> [Provided records]
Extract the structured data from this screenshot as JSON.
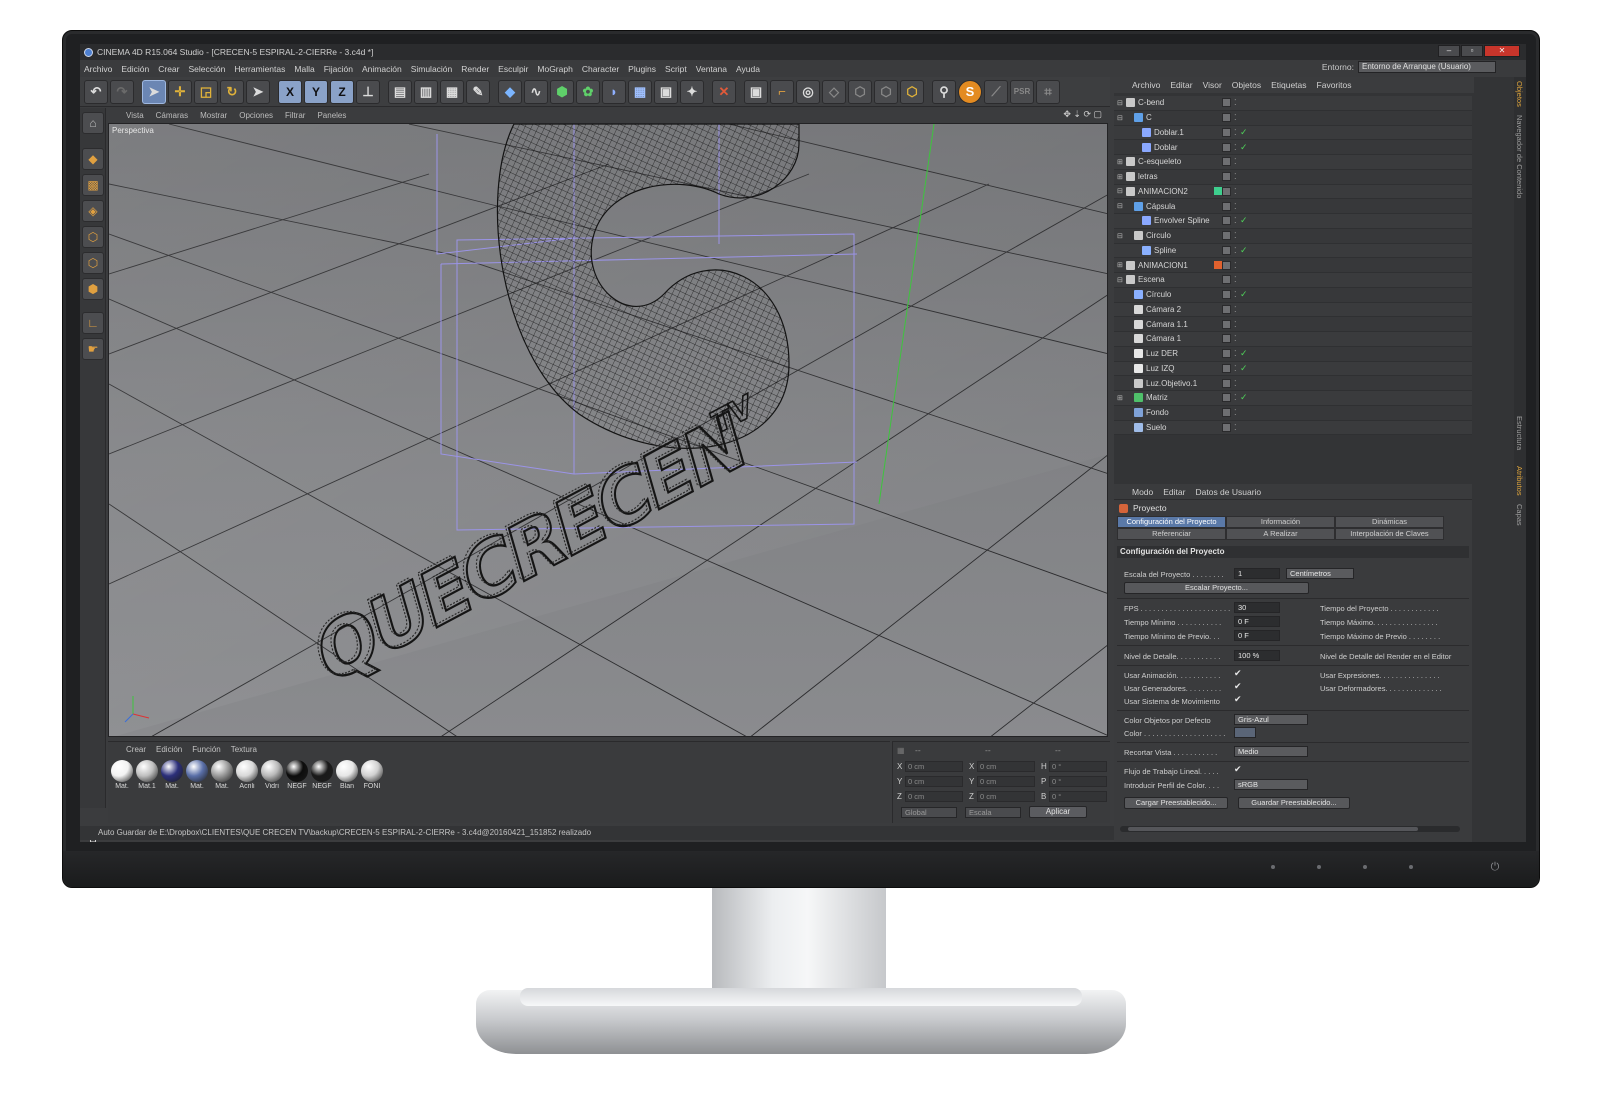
{
  "window": {
    "title": "CINEMA 4D R15.064 Studio - [CRECEN-5 ESPIRAL-2-CIERRe - 3.c4d *]"
  },
  "menubar": {
    "items": [
      "Archivo",
      "Edición",
      "Crear",
      "Selección",
      "Herramientas",
      "Malla",
      "Fijación",
      "Animación",
      "Simulación",
      "Render",
      "Esculpir",
      "MoGraph",
      "Character",
      "Plugins",
      "Script",
      "Ventana",
      "Ayuda"
    ]
  },
  "environment": {
    "label": "Entorno:",
    "value": "Entorno de Arranque (Usuario)"
  },
  "viewport": {
    "menu": [
      "Vista",
      "Cámaras",
      "Mostrar",
      "Opciones",
      "Filtrar",
      "Paneles"
    ],
    "label": "Perspectiva",
    "text3d": "QUECRECENTV"
  },
  "materials": {
    "menu": [
      "Crear",
      "Edición",
      "Función",
      "Textura"
    ],
    "items": [
      {
        "name": "Mat.",
        "color": "#f2f2f2"
      },
      {
        "name": "Mat.1",
        "color": "#bfbfbf"
      },
      {
        "name": "Mat.",
        "color": "#2c2f7a"
      },
      {
        "name": "Mat.",
        "color": "#5a6fa8"
      },
      {
        "name": "Mat.",
        "color": "#9a9a9a"
      },
      {
        "name": "Acrili",
        "color": "#d8d8d8"
      },
      {
        "name": "Vidri",
        "color": "#b8b8b8"
      },
      {
        "name": "NEGF",
        "color": "#0c0c0c"
      },
      {
        "name": "NEGF",
        "color": "#1a1a1a"
      },
      {
        "name": "Blan",
        "color": "#e6e6e6"
      },
      {
        "name": "FONI",
        "color": "#d0d0d0"
      }
    ]
  },
  "coords": {
    "header": [
      "--",
      "--",
      "--"
    ],
    "rows": [
      {
        "a": "X",
        "av": "0 cm",
        "b": "X",
        "bv": "0 cm",
        "c": "H",
        "cv": "0 °"
      },
      {
        "a": "Y",
        "av": "0 cm",
        "b": "Y",
        "bv": "0 cm",
        "c": "P",
        "cv": "0 °"
      },
      {
        "a": "Z",
        "av": "0 cm",
        "b": "Z",
        "bv": "0 cm",
        "c": "B",
        "cv": "0 °"
      }
    ],
    "mode": "Global",
    "scale": "Escala",
    "apply": "Aplicar"
  },
  "status": "Auto Guardar de E:\\Dropbox\\CLIENTES\\QUE CRECEN TV\\backup\\CRECEN-5 ESPIRAL-2-CIERRe - 3.c4d@20160421_151852 realizado",
  "objects": {
    "menu": [
      "Archivo",
      "Editar",
      "Visor",
      "Objetos",
      "Etiquetas",
      "Favoritos"
    ],
    "side_tabs": [
      "Objetos",
      "Navegador de Contenido",
      "Estructura"
    ],
    "rows": [
      {
        "name": "C-bend",
        "indent": 0,
        "exp": "-",
        "icon": "null",
        "check": false,
        "layer": ""
      },
      {
        "name": "C",
        "indent": 1,
        "exp": "-",
        "icon": "gen",
        "check": false,
        "layer": ""
      },
      {
        "name": "Doblar.1",
        "indent": 2,
        "exp": "",
        "icon": "deform",
        "check": true,
        "layer": ""
      },
      {
        "name": "Doblar",
        "indent": 2,
        "exp": "",
        "icon": "deform",
        "check": true,
        "layer": ""
      },
      {
        "name": "C-esqueleto",
        "indent": 0,
        "exp": "+",
        "icon": "null",
        "check": false,
        "layer": ""
      },
      {
        "name": "letras",
        "indent": 0,
        "exp": "+",
        "icon": "null",
        "check": false,
        "layer": ""
      },
      {
        "name": "ANIMACION2",
        "indent": 0,
        "exp": "-",
        "icon": "null",
        "check": false,
        "layer": "#3ecf8e"
      },
      {
        "name": "Cápsula",
        "indent": 1,
        "exp": "-",
        "icon": "gen",
        "check": false,
        "layer": ""
      },
      {
        "name": "Envolver Spline",
        "indent": 2,
        "exp": "",
        "icon": "deform",
        "check": true,
        "layer": ""
      },
      {
        "name": "Circulo",
        "indent": 1,
        "exp": "-",
        "icon": "null",
        "check": false,
        "layer": ""
      },
      {
        "name": "Spline",
        "indent": 2,
        "exp": "",
        "icon": "spline",
        "check": true,
        "layer": ""
      },
      {
        "name": "ANIMACION1",
        "indent": 0,
        "exp": "+",
        "icon": "null",
        "check": false,
        "layer": "#e0612e"
      },
      {
        "name": "Escena",
        "indent": 0,
        "exp": "-",
        "icon": "null",
        "check": false,
        "layer": ""
      },
      {
        "name": "Círculo",
        "indent": 1,
        "exp": "",
        "icon": "spline",
        "check": true,
        "layer": ""
      },
      {
        "name": "Cámara 2",
        "indent": 1,
        "exp": "",
        "icon": "camera",
        "check": false,
        "layer": ""
      },
      {
        "name": "Cámara 1.1",
        "indent": 1,
        "exp": "",
        "icon": "camera",
        "check": false,
        "layer": ""
      },
      {
        "name": "Cámara 1",
        "indent": 1,
        "exp": "",
        "icon": "camera",
        "check": false,
        "layer": ""
      },
      {
        "name": "Luz DER",
        "indent": 1,
        "exp": "",
        "icon": "light",
        "check": true,
        "layer": ""
      },
      {
        "name": "Luz IZQ",
        "indent": 1,
        "exp": "",
        "icon": "light",
        "check": true,
        "layer": ""
      },
      {
        "name": "Luz.Objetivo.1",
        "indent": 1,
        "exp": "",
        "icon": "null",
        "check": false,
        "layer": ""
      },
      {
        "name": "Matriz",
        "indent": 1,
        "exp": "+",
        "icon": "mograph",
        "check": true,
        "layer": ""
      },
      {
        "name": "Fondo",
        "indent": 1,
        "exp": "",
        "icon": "bg",
        "check": false,
        "layer": ""
      },
      {
        "name": "Suelo",
        "indent": 1,
        "exp": "",
        "icon": "floor",
        "check": false,
        "layer": ""
      }
    ]
  },
  "attributes": {
    "menu": [
      "Modo",
      "Editar",
      "Datos de Usuario"
    ],
    "side_tabs": [
      "Atributos",
      "Capas"
    ],
    "title": "Proyecto",
    "tabs": [
      "Configuración del Proyecto",
      "Información",
      "Dinámicas",
      "Referenciar",
      "A Realizar",
      "Interpolación de Claves"
    ],
    "section": "Configuración del Proyecto",
    "scale_label": "Escala del Proyecto . . . . . . . .",
    "scale_value": "1",
    "scale_unit": "Centímetros",
    "scale_button": "Escalar Proyecto...",
    "fps_label": "FPS . . . . . . . . . . . . . . . . . . . . . .",
    "fps_value": "30",
    "min_time_label": "Tiempo Mínimo . . . . . . . . . . .",
    "min_time_value": "0 F",
    "min_preview_label": "Tiempo Mínimo de Previo. . .",
    "min_preview_value": "0 F",
    "project_time_label": "Tiempo del Proyecto . . . . . . . . . . . .",
    "max_time_label": "Tiempo Máximo. . . . . . . . . . . . . . . .",
    "max_preview_label": "Tiempo Máximo de Previo . . . . . . . .",
    "detail_label": "Nivel de Detalle. . . . . . . . . . .",
    "detail_value": "100 %",
    "render_detail_label": "Nivel de Detalle del Render en el Editor",
    "use_anim_label": "Usar Animación. . . . . . . . . . .",
    "use_gen_label": "Usar Generadores. . . . . . . . .",
    "use_motion_label": "Usar Sistema de Movimiento",
    "use_expr_label": "Usar Expresiones. . . . . . . . . . . . . . .",
    "use_deform_label": "Usar Deformadores. . . . . . . . . . . . . .",
    "def_color_label": "Color Objetos por Defecto",
    "def_color_value": "Gris-Azul",
    "color_label": "Color . . . . . . . . . . . . . . . . . . . .",
    "clip_label": "Recortar Vista . . . . . . . . . . .",
    "clip_value": "Medio",
    "linear_label": "Flujo de Trabajo Lineal. . . . .",
    "profile_label": "Introducir Perfil de Color. . . .",
    "profile_value": "sRGB",
    "load_preset": "Cargar Preestablecido...",
    "save_preset": "Guardar Preestablecido..."
  }
}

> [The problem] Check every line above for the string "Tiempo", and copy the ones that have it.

> [Result for this exercise]
    "min_time_label": "Tiempo Mínimo . . . . . . . . . . .",
    "min_preview_label": "Tiempo Mínimo de Previo. . .",
    "project_time_label": "Tiempo del Proyecto . . . . . . . . . . . .",
    "max_time_label": "Tiempo Máximo. . . . . . . . . . . . . . . .",
    "max_preview_label": "Tiempo Máximo de Previo . . . . . . . .",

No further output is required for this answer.